---- Data for the task

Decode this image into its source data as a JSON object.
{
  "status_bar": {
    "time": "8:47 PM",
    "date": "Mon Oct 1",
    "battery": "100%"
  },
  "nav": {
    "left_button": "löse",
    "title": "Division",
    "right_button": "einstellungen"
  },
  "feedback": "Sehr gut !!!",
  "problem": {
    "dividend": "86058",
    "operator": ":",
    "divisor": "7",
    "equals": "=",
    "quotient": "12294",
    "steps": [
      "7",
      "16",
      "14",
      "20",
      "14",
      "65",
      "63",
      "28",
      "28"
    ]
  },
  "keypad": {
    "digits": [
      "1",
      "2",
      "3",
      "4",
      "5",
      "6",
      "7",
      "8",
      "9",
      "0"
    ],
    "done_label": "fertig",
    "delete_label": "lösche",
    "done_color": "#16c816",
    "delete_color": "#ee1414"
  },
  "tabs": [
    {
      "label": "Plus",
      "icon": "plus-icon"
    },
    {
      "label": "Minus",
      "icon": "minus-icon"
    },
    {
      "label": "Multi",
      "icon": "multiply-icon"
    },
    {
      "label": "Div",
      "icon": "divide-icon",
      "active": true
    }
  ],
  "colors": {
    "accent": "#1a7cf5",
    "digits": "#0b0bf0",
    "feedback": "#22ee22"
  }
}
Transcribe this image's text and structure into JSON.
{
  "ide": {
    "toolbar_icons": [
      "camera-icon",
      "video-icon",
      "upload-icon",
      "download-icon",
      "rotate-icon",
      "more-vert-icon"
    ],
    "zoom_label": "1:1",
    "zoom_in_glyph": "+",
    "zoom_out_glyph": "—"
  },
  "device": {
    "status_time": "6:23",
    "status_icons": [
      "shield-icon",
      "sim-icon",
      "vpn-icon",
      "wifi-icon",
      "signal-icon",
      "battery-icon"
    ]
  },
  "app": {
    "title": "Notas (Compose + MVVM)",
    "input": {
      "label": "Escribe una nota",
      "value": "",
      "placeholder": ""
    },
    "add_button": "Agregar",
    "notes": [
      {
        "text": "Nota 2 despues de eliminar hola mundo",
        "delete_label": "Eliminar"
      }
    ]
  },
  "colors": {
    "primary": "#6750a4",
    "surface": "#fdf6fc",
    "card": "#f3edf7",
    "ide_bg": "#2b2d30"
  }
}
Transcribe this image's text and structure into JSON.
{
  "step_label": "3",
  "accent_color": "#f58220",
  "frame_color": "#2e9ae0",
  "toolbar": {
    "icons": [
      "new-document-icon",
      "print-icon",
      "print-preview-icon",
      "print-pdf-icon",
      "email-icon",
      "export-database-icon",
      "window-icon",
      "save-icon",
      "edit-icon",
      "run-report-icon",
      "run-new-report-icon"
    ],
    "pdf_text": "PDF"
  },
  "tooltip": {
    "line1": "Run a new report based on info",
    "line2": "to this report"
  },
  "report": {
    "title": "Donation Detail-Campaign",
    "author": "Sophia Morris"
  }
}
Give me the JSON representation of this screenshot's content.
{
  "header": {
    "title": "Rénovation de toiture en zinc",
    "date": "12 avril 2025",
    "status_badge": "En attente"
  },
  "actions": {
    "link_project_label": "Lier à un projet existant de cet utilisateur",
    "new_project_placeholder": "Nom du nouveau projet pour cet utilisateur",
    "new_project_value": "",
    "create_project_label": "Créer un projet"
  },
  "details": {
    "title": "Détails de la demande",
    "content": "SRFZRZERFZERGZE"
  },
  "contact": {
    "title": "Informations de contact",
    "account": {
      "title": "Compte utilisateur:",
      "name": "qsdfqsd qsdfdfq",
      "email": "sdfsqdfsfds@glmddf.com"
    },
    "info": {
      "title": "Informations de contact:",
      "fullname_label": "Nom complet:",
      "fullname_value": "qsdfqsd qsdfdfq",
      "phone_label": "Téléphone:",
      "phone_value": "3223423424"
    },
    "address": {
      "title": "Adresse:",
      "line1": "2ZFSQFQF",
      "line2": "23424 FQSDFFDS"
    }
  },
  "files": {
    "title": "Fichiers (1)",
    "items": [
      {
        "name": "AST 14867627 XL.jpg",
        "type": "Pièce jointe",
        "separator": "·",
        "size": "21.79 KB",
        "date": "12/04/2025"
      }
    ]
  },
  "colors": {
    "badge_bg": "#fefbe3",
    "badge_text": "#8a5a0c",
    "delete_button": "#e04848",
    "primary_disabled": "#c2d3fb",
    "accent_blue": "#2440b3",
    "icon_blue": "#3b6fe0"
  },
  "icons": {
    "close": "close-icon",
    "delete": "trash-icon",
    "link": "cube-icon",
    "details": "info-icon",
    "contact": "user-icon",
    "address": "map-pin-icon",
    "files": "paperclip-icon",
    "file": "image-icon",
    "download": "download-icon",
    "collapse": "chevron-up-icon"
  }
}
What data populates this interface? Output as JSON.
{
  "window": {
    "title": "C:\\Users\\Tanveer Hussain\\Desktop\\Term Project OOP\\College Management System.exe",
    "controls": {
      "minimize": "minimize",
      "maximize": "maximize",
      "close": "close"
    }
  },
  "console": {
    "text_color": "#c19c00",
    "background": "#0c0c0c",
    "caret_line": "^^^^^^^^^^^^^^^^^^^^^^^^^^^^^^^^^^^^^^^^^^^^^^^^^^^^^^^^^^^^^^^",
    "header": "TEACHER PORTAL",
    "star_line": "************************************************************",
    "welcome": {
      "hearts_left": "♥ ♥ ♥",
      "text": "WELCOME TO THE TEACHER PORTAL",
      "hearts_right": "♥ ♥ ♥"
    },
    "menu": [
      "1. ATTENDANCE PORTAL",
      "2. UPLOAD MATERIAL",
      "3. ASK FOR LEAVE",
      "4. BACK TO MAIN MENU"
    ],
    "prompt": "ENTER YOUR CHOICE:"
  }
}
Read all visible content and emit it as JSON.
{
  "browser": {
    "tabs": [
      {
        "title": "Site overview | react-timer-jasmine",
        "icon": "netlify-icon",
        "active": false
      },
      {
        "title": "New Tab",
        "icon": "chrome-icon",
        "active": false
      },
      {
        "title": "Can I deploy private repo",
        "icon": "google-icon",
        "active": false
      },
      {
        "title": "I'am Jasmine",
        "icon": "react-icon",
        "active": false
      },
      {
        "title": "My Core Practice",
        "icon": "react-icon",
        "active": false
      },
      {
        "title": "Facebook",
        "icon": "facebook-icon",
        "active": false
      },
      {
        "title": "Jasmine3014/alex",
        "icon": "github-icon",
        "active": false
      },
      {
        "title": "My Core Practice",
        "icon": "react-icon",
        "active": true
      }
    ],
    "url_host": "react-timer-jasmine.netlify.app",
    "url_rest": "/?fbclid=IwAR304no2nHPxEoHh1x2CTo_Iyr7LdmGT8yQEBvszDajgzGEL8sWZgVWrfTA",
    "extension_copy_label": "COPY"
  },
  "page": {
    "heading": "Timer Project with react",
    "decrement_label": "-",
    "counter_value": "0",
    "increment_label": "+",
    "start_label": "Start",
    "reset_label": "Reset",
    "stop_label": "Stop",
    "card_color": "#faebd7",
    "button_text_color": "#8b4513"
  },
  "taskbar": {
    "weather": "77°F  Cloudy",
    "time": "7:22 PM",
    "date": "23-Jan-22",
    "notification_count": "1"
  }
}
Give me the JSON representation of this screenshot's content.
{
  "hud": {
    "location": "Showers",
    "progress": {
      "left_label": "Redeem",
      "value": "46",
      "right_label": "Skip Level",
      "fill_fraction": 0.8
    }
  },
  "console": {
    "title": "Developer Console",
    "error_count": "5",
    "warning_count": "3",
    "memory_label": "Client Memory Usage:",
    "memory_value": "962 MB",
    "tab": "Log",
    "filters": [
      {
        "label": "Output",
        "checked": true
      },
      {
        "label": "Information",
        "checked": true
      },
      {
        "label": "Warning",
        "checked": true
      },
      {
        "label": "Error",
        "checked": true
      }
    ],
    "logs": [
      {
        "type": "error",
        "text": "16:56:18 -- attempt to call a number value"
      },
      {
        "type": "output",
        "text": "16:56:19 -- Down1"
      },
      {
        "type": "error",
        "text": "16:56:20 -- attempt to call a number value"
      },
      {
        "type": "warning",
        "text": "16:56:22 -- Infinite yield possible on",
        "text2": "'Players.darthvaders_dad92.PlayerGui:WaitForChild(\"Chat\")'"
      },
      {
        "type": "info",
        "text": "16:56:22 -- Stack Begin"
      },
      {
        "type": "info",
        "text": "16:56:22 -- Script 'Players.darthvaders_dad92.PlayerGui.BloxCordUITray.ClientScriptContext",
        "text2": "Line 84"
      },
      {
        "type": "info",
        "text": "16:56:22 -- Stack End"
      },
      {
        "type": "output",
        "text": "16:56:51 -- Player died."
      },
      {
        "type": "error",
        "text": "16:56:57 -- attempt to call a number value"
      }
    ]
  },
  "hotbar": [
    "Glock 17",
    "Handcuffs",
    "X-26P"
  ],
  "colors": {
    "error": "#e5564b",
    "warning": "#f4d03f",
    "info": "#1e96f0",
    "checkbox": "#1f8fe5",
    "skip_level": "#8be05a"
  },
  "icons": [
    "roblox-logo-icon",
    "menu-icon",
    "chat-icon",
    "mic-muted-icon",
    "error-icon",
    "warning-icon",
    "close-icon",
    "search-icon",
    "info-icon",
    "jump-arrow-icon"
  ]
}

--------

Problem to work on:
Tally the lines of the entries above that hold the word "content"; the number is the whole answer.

Task result:
4